The cost of policing the increasing number of protesters at a test drilling site in West Sussex has reached nearly £750,000.
Sussex Police revealed the sum while officers from 10 other forces were drafted in to help with policing the protest, which began last month.
Sussex Police and Crime Commissioner Katy Bourne said the force would now ask for help from the Government in meeting the growing bill.
"While Sussex Police continues to facilitate peaceful protest at the site in an appropriate and proportionate manner, the recent involvement of national groups suggests the demonstrations will continue long term," she said.
"This is leading to increased demand on police resources and is placing pressure on the police budget at a time when we are being asked to find significant savings.
"I am determined that this will not affect policing across the rest of Sussex and that the Chief Constable will have all the resources necessary to continue to keep Sussex safe."
More than 1,000 new protesters turned up yesterday at the site as part of a six-day protest camp on the outskirts of the village of Balcombe.
They included the fashion designer Vivienne Westwood who called for a public debate on the issue.
She told Sky News that Prime Minister David Cameron's stance supporting fracking was outrageous: "It's just storing up for the future, near future even, with financial problems and ultimately, you know, we'll all fry.
"You know the ice caps are melting, the Earth is going to change dramatically and I don't know where he's (David Cameron) coming from - what is this race?"

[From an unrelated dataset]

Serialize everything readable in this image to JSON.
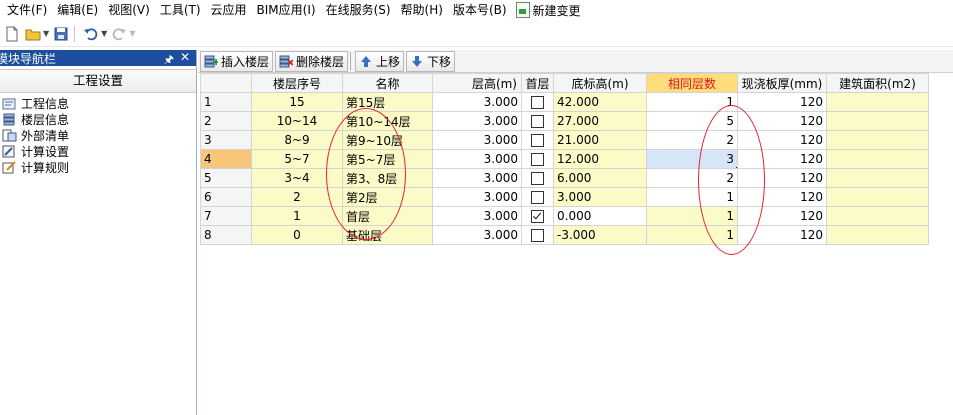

Balcombe has become the focal point of fracking protests since energy firm Cuadrilla prepared to drill for oil at the site.
Campaigners fear the test drilling could lead to hydraulic fracturing, also known as fracking, but Cuadrilla has said it is unlikely to turn the site into a fossil fuel production area.
Conservationists have also lodged their objection to the planned scheme, warning that fracking close to an important, protected wildlife site for pink footed geese and whooper swans could disturb the birds.
In a letter to Lancashire County Council, the RSPB also raised concerns that increasing gas and oil use would undermine efforts to tackle climate change.
Protesters have now set up two camps a mile apart and some have said they intend to take "direct action" against the drilling site.
But some Balcombe residents have reacted angrily to the arrival of the anti-fracking protesters en masse, saying they are not representative of all villagers.
Derek Earl, 71, said: "I'm in the middle on the fracking debate, neither for nor against, but what I'm fed up with is the anti-frackers' behaviour.
"This lot have tunnel vision and they won't listen to anyone else's view. What is annoying is when they say that the overwhelming majority of the village supports them. They don't."